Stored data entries
[Start of Attachment]

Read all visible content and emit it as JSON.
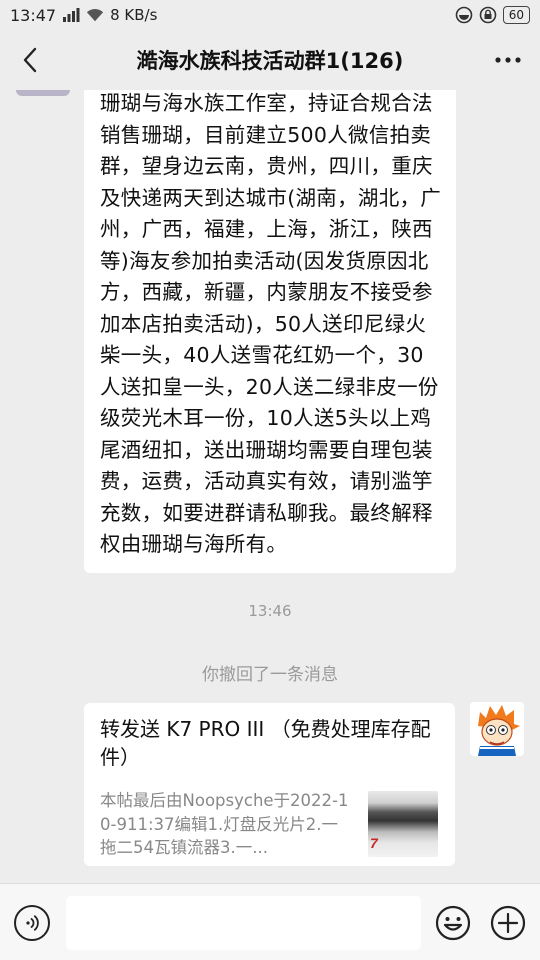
{
  "status_bar": {
    "time": "13:47",
    "speed": "8 KB/s",
    "battery": "60"
  },
  "header": {
    "title": "澔海水族科技活动群1(126)",
    "back_icon": "chevron-left-icon",
    "more_icon": "more-dots-icon"
  },
  "messages": {
    "announcement": "珊瑚与海水族工作室，持证合规合法销售珊瑚，目前建立500人微信拍卖群，望身边云南，贵州，四川，重庆及快递两天到达城市(湖南，湖北，广州，广西，福建，上海，浙江，陕西等)海友参加拍卖活动(因发货原因北方，西藏，新疆，内蒙朋友不接受参加本店拍卖活动)，50人送印尼绿火柴一头，40人送雪花红奶一个，30人送扣皇一头，20人送二绿非皮一份级荧光木耳一份，10人送5头以上鸡尾酒纽扣，送出珊瑚均需要自理包装费，运费，活动真实有效，请别滥竽充数，如要进群请私聊我。最终解释权由珊瑚与海所有。",
    "timestamp": "13:46",
    "recall_notice": "你撤回了一条消息",
    "link_card": {
      "title": "转发送 K7 PRO III （免费处理库存配件）",
      "body": "本帖最后由Noopsyche于2022-10-911:37编辑1.灯盘反光片2.一拖二54瓦镇流器3.一...",
      "thumb_label": "7"
    }
  },
  "input_bar": {
    "placeholder": "",
    "voice_icon": "voice-icon",
    "emoji_icon": "emoji-icon",
    "plus_icon": "plus-icon"
  },
  "colors": {
    "background": "#ededed",
    "bubble": "#ffffff",
    "meta_text": "#9a9a9a"
  }
}
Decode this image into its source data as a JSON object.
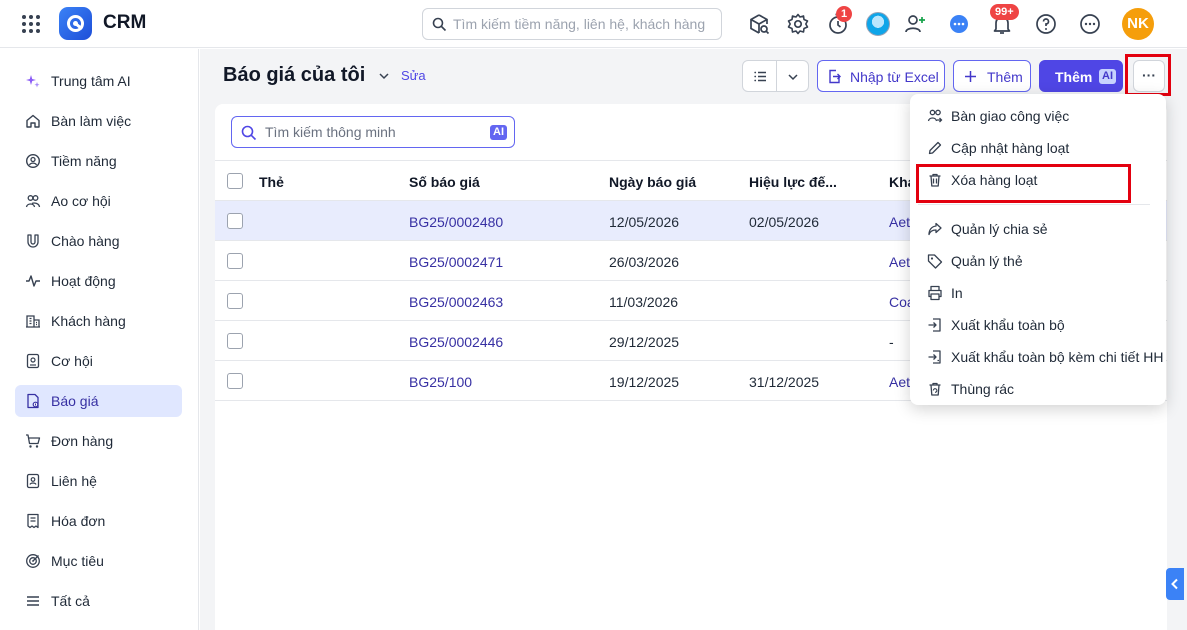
{
  "header": {
    "app_title": "CRM",
    "search_placeholder": "Tìm kiếm tiềm năng, liên hệ, khách hàng",
    "timer_badge": "1",
    "notification_badge": "99+",
    "user_initials": "NK"
  },
  "sidebar": {
    "items": [
      {
        "label": "Trung tâm AI",
        "icon": "sparkle-icon"
      },
      {
        "label": "Bàn làm việc",
        "icon": "home-icon"
      },
      {
        "label": "Tiềm năng",
        "icon": "lead-icon"
      },
      {
        "label": "Ao cơ hội",
        "icon": "pool-icon"
      },
      {
        "label": "Chào hàng",
        "icon": "magnet-icon"
      },
      {
        "label": "Hoạt động",
        "icon": "activity-icon"
      },
      {
        "label": "Khách hàng",
        "icon": "building-icon"
      },
      {
        "label": "Cơ hội",
        "icon": "opportunity-icon"
      },
      {
        "label": "Báo giá",
        "icon": "quote-icon",
        "active": true
      },
      {
        "label": "Đơn hàng",
        "icon": "cart-icon"
      },
      {
        "label": "Liên hệ",
        "icon": "contact-icon"
      },
      {
        "label": "Hóa đơn",
        "icon": "invoice-icon"
      },
      {
        "label": "Mục tiêu",
        "icon": "target-icon"
      },
      {
        "label": "Tất cả",
        "icon": "menu-icon"
      }
    ]
  },
  "page": {
    "title": "Báo giá của tôi",
    "edit_label": "Sửa",
    "import_label": "Nhập từ Excel",
    "add_label": "Thêm",
    "add_ai_label": "Thêm",
    "ai_tag": "AI",
    "more_label": "···"
  },
  "search": {
    "placeholder": "Tìm kiếm thông minh",
    "ai_chip": "AI"
  },
  "table": {
    "columns": [
      "Thẻ",
      "Số báo giá",
      "Ngày báo giá",
      "Hiệu lực đế...",
      "Kha"
    ],
    "rows": [
      {
        "number": "BG25/0002480",
        "date": "12/05/2026",
        "valid": "02/05/2026",
        "customer": "Aet",
        "selected": true
      },
      {
        "number": "BG25/0002471",
        "date": "26/03/2026",
        "valid": "",
        "customer": "Aet"
      },
      {
        "number": "BG25/0002463",
        "date": "11/03/2026",
        "valid": "",
        "customer": "Coa"
      },
      {
        "number": "BG25/0002446",
        "date": "29/12/2025",
        "valid": "",
        "customer": "-"
      },
      {
        "number": "BG25/100",
        "date": "19/12/2025",
        "valid": "31/12/2025",
        "customer": "Aet"
      }
    ]
  },
  "menu": {
    "items": [
      {
        "label": "Bàn giao công việc",
        "icon": "handover-icon"
      },
      {
        "label": "Cập nhật hàng loạt",
        "icon": "pencil-icon"
      },
      {
        "label": "Xóa hàng loạt",
        "icon": "trash-icon"
      },
      {
        "label": "Quản lý chia sẻ",
        "icon": "share-icon"
      },
      {
        "label": "Quản lý thẻ",
        "icon": "tag-icon"
      },
      {
        "label": "In",
        "icon": "printer-icon"
      },
      {
        "label": "Xuất khẩu toàn bộ",
        "icon": "export-icon"
      },
      {
        "label": "Xuất khẩu toàn bộ kèm chi tiết HH",
        "icon": "export-detail-icon"
      },
      {
        "label": "Thùng rác",
        "icon": "recycle-bin-icon"
      }
    ]
  },
  "colors": {
    "accent": "#4f46e5",
    "highlight": "#e3000f",
    "selected_row": "#e8ecfd",
    "active_nav": "#e0e7ff"
  }
}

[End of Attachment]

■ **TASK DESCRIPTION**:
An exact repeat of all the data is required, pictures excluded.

■ **SOLUTION TO THIS PROBLEM**:
Read all visible content and emit it as JSON.
{
  "status_bar": {
    "time": "13:47",
    "speed": "8 KB/s",
    "battery": "60"
  },
  "header": {
    "title": "澔海水族科技活动群1(126)",
    "back_icon": "chevron-left-icon",
    "more_icon": "more-dots-icon"
  },
  "messages": {
    "announcement": "珊瑚与海水族工作室，持证合规合法销售珊瑚，目前建立500人微信拍卖群，望身边云南，贵州，四川，重庆及快递两天到达城市(湖南，湖北，广州，广西，福建，上海，浙江，陕西等)海友参加拍卖活动(因发货原因北方，西藏，新疆，内蒙朋友不接受参加本店拍卖活动)，50人送印尼绿火柴一头，40人送雪花红奶一个，30人送扣皇一头，20人送二绿非皮一份级荧光木耳一份，10人送5头以上鸡尾酒纽扣，送出珊瑚均需要自理包装费，运费，活动真实有效，请别滥竽充数，如要进群请私聊我。最终解释权由珊瑚与海所有。",
    "timestamp": "13:46",
    "recall_notice": "你撤回了一条消息",
    "link_card": {
      "title": "转发送 K7 PRO III （免费处理库存配件）",
      "body": "本帖最后由Noopsyche于2022-10-911:37编辑1.灯盘反光片2.一拖二54瓦镇流器3.一...",
      "thumb_label": "7"
    }
  },
  "input_bar": {
    "placeholder": "",
    "voice_icon": "voice-icon",
    "emoji_icon": "emoji-icon",
    "plus_icon": "plus-icon"
  },
  "colors": {
    "background": "#ededed",
    "bubble": "#ffffff",
    "meta_text": "#9a9a9a"
  }
}
Decode this image into its source data as a JSON object.
{
  "header": {
    "app_title": "CRM",
    "search_placeholder": "Tìm kiếm tiềm năng, liên hệ, khách hàng",
    "timer_badge": "1",
    "notification_badge": "99+",
    "user_initials": "NK"
  },
  "sidebar": {
    "items": [
      {
        "label": "Trung tâm AI",
        "icon": "sparkle-icon"
      },
      {
        "label": "Bàn làm việc",
        "icon": "home-icon"
      },
      {
        "label": "Tiềm năng",
        "icon": "lead-icon"
      },
      {
        "label": "Ao cơ hội",
        "icon": "pool-icon"
      },
      {
        "label": "Chào hàng",
        "icon": "magnet-icon"
      },
      {
        "label": "Hoạt động",
        "icon": "activity-icon"
      },
      {
        "label": "Khách hàng",
        "icon": "building-icon"
      },
      {
        "label": "Cơ hội",
        "icon": "opportunity-icon"
      },
      {
        "label": "Báo giá",
        "icon": "quote-icon",
        "active": true
      },
      {
        "label": "Đơn hàng",
        "icon": "cart-icon"
      },
      {
        "label": "Liên hệ",
        "icon": "contact-icon"
      },
      {
        "label": "Hóa đơn",
        "icon": "invoice-icon"
      },
      {
        "label": "Mục tiêu",
        "icon": "target-icon"
      },
      {
        "label": "Tất cả",
        "icon": "menu-icon"
      }
    ]
  },
  "page": {
    "title": "Báo giá của tôi",
    "edit_label": "Sửa",
    "import_label": "Nhập từ Excel",
    "add_label": "Thêm",
    "add_ai_label": "Thêm",
    "ai_tag": "AI",
    "more_label": "···"
  },
  "search": {
    "placeholder": "Tìm kiếm thông minh",
    "ai_chip": "AI"
  },
  "table": {
    "columns": [
      "Thẻ",
      "Số báo giá",
      "Ngày báo giá",
      "Hiệu lực đế...",
      "Kha"
    ],
    "rows": [
      {
        "number": "BG25/0002480",
        "date": "12/05/2026",
        "valid": "02/05/2026",
        "customer": "Aet",
        "selected": true
      },
      {
        "number": "BG25/0002471",
        "date": "26/03/2026",
        "valid": "",
        "customer": "Aet"
      },
      {
        "number": "BG25/0002463",
        "date": "11/03/2026",
        "valid": "",
        "customer": "Coa"
      },
      {
        "number": "BG25/0002446",
        "date": "29/12/2025",
        "valid": "",
        "customer": "-"
      },
      {
        "number": "BG25/100",
        "date": "19/12/2025",
        "valid": "31/12/2025",
        "customer": "Aet"
      }
    ]
  },
  "menu": {
    "items": [
      {
        "label": "Bàn giao công việc",
        "icon": "handover-icon"
      },
      {
        "label": "Cập nhật hàng loạt",
        "icon": "pencil-icon"
      },
      {
        "label": "Xóa hàng loạt",
        "icon": "trash-icon"
      },
      {
        "label": "Quản lý chia sẻ",
        "icon": "share-icon"
      },
      {
        "label": "Quản lý thẻ",
        "icon": "tag-icon"
      },
      {
        "label": "In",
        "icon": "printer-icon"
      },
      {
        "label": "Xuất khẩu toàn bộ",
        "icon": "export-icon"
      },
      {
        "label": "Xuất khẩu toàn bộ kèm chi tiết HH",
        "icon": "export-detail-icon"
      },
      {
        "label": "Thùng rác",
        "icon": "recycle-bin-icon"
      }
    ]
  },
  "colors": {
    "accent": "#4f46e5",
    "highlight": "#e3000f",
    "selected_row": "#e8ecfd",
    "active_nav": "#e0e7ff"
  }
}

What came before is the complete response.